It also occurs to me that I have a blog. That’s cool. I should probably post more.
But that’s not the announcement — here it is: I’m now a Realtor (federal law holds that I have to add the ® whenever I write “Realtor®,” but fight the power). I made the switch for a variety of reasons, but they boil down to two: running a moving company carries with it a hell of a lot of risk, and since I support a family of six (which includes me), the risk/reward ratio skewed too far into “risk” territory. Also, come on, it just mades sense — about a quarter of the people who we move are moving into new homes. Last year that was about 700 people. There’s an opportunity here. I’m probably the least competent entrepreneur on the face of the planet, but even I can see that.
But aside from “avoiding risk” and “making a ton of money,” it gives me an opportunity to help people out by applying the same principles we’re perfecting with MTB. Just as with moving, real estate clients want people they can trust. MTB’s First Principles, “Show up on time, work hard and fast, be friendly and careful, and keep it simple” don’t translate perfectly, but the gist is the same — have integrity and work hard for your clients.
At any rate, my license is held by Keller Williams, which is, I gather, the biggest real estate company in the nation. I wasn’t as interested in that when I signed up with KW — I was more impressed by the people I know who work there. My Realtor, for one, Ryan Donovan. Matt Spinosa, a buddy and incredibly gracious man is another. My buddy TJ from the old journalism days belonged to another firm, but that whole firm moved over to KW just because it’s so great. All three of these guys defy the stereotype that a lot of people have about Realtors by being men of integrity who approach every transaction from a place of genuine service.
That’s not some kind of marketing shine — these men are models to follow. I’m a better guy just for being in their orbit.
Speaking of people of integrity, I was fortunate enough to be recruited by a “group” within the KW universe. (There are a ton of “groups” in real estate. Ever notice that? A big reason for it is that real estate transactions are big, hairy, and complicated. If a solo agent becomes successful, he simply MUST start hiring a team to handle all the details and clients. A well-run and focused group can not only “merely” handle all the details, but can focus on particular clients’ particular needs.)
That’s the deal with The Kilner Group, the team that recruited me for some reason. I can’t say enough good things about them, particularly the team leader, Patrick Kilner. He’s not my boss, per se, because technically I’m an independent contractor with KW. Nonetheless, I’d follow this guy over the trench wall anytime. Not only does he have all the personal qualities you’d hope to find in someone who represents you in the complex real estate transaction process — integrity, honesty, diligence, etc. — he is truly committed to finding like-minded individuals to develop into other leaders.
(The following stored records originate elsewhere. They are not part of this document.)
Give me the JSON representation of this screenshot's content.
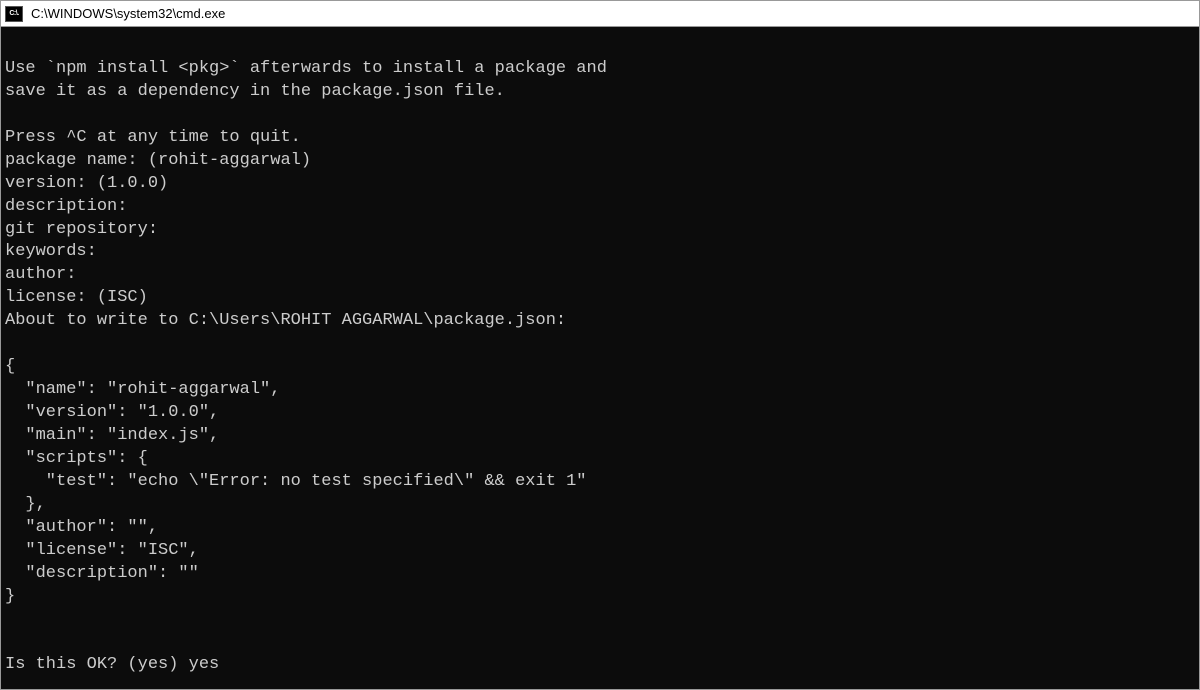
{
  "window": {
    "icon_text": "C:\\.",
    "title": "C:\\WINDOWS\\system32\\cmd.exe"
  },
  "terminal": {
    "lines": {
      "l0": "",
      "l1": "Use `npm install <pkg>` afterwards to install a package and",
      "l2": "save it as a dependency in the package.json file.",
      "l3": "",
      "l4": "Press ^C at any time to quit.",
      "l5": "package name: (rohit-aggarwal)",
      "l6": "version: (1.0.0)",
      "l7": "description:",
      "l8": "git repository:",
      "l9": "keywords:",
      "l10": "author:",
      "l11": "license: (ISC)",
      "l12": "About to write to C:\\Users\\ROHIT AGGARWAL\\package.json:",
      "l13": "",
      "l14": "{",
      "l15": "  \"name\": \"rohit-aggarwal\",",
      "l16": "  \"version\": \"1.0.0\",",
      "l17": "  \"main\": \"index.js\",",
      "l18": "  \"scripts\": {",
      "l19": "    \"test\": \"echo \\\"Error: no test specified\\\" && exit 1\"",
      "l20": "  },",
      "l21": "  \"author\": \"\",",
      "l22": "  \"license\": \"ISC\",",
      "l23": "  \"description\": \"\"",
      "l24": "}",
      "l25": "",
      "l26": "",
      "l27": "Is this OK? (yes) yes"
    }
  }
}
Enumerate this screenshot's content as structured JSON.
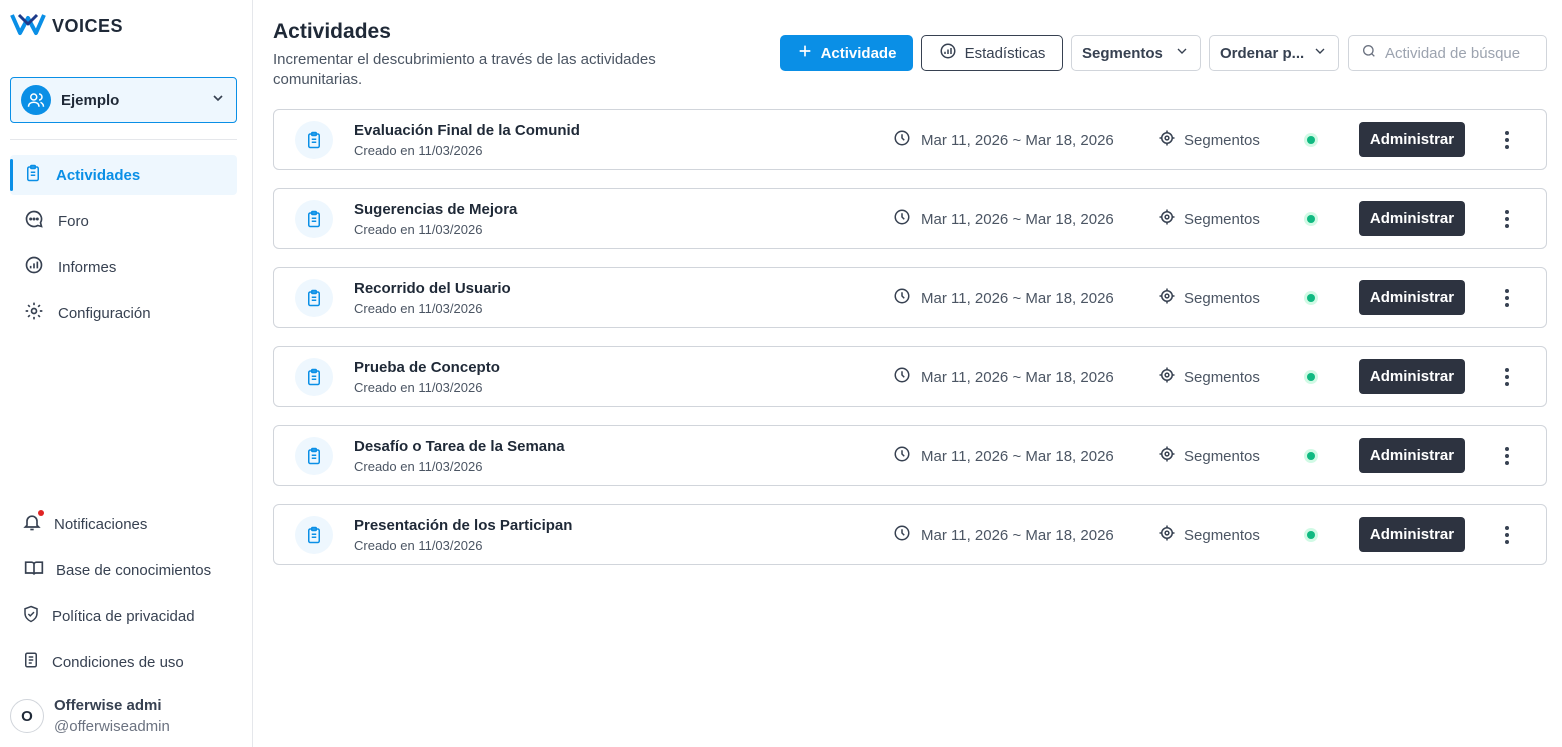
{
  "brand": {
    "name": "VOICES",
    "accent": "#0a8fe6"
  },
  "sidebar": {
    "workspace": "Ejemplo",
    "items": [
      {
        "label": "Actividades",
        "icon": "clipboard-icon",
        "active": true
      },
      {
        "label": "Foro",
        "icon": "chat-icon"
      },
      {
        "label": "Informes",
        "icon": "chart-icon"
      },
      {
        "label": "Configuración",
        "icon": "gear-icon"
      }
    ],
    "bottom": [
      {
        "label": "Notificaciones",
        "icon": "bell-icon"
      },
      {
        "label": "Base de conocimientos",
        "icon": "book-icon"
      },
      {
        "label": "Política de privacidad",
        "icon": "shield-icon"
      },
      {
        "label": "Condiciones de uso",
        "icon": "document-icon"
      }
    ],
    "user": {
      "initial": "O",
      "name": "Offerwise admi",
      "handle": "@offerwiseadmin"
    }
  },
  "header": {
    "title": "Actividades",
    "subtitle": "Incrementar el descubrimiento a través de las actividades comunitarias.",
    "add_label": "Actividade",
    "stats_label": "Estadísticas",
    "segments_label": "Segmentos",
    "sort_label": "Ordenar p...",
    "search_placeholder": "Actividad de búsque"
  },
  "activities": [
    {
      "title": "Evaluación Final de la Comunid",
      "created": "Creado en 11/03/2026",
      "dates": "Mar 11, 2026 ~ Mar 18, 2026",
      "segments": "Segmentos",
      "manage": "Administrar"
    },
    {
      "title": "Sugerencias de Mejora",
      "created": "Creado en 11/03/2026",
      "dates": "Mar 11, 2026 ~ Mar 18, 2026",
      "segments": "Segmentos",
      "manage": "Administrar"
    },
    {
      "title": "Recorrido del Usuario",
      "created": "Creado en 11/03/2026",
      "dates": "Mar 11, 2026 ~ Mar 18, 2026",
      "segments": "Segmentos",
      "manage": "Administrar"
    },
    {
      "title": "Prueba de Concepto",
      "created": "Creado en 11/03/2026",
      "dates": "Mar 11, 2026 ~ Mar 18, 2026",
      "segments": "Segmentos",
      "manage": "Administrar"
    },
    {
      "title": "Desafío o Tarea de la Semana",
      "created": "Creado en 11/03/2026",
      "dates": "Mar 11, 2026 ~ Mar 18, 2026",
      "segments": "Segmentos",
      "manage": "Administrar"
    },
    {
      "title": "Presentación de los Participan",
      "created": "Creado en 11/03/2026",
      "dates": "Mar 11, 2026 ~ Mar 18, 2026",
      "segments": "Segmentos",
      "manage": "Administrar"
    }
  ]
}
And judging from the relatively short time I’ve been “hanging out” with other team members of the Kilner Group, he’s got a real talent for finding and developing talent. Each person is very different, but still has the same drive to be the best, both personally and professionally. And “best” professionally means that they recognize and respect the dignity of every client they serve.
Honestly, I have no idea how I lucked into it. A co-worker from a job ten years ago mentioned my name to Patrick, sure, but that was only the beginning. I somehow survived the fairly intense interview/vetting process. Go fig.
Anyway, this is a new thing and I’m jazzed. (Jazz hands!) I’ve been at it for a few months now and have yet to make a dollar, but things are picking up. If you’re an MTB client, there’s a good chance you’ll be hearing from me.
Buuuuut, here’s the deal — I have no intention of trying to convince anyone to do something they’re not interested in doing. We’re talking about buying and selling houses here, not some kind of consumer electronic trinket. If doing thousands and thousands of moves has taught me anything (whether as an actual mover in the field, or handling customer concerns/questions back at MTB World HQ), it’s how to be a counselor. If you’re just interested in getting some information about the process, or if you’re ready to go for it and get into a new home, I’d love to help. But if that’s not something you’re really thinking about right now, no worries.
If you are interested in talking about that home purchase, give me a call.
Oh, and PS — I have no intention of shutting down MTB or otherwise leaving it. The day-to-day operation is in the very capable hands of David Swain, Ara Der-Boghossian, and Leon Fenwick. They are my leadership team, and around them I almost feel like I need to work harder to keep up with them.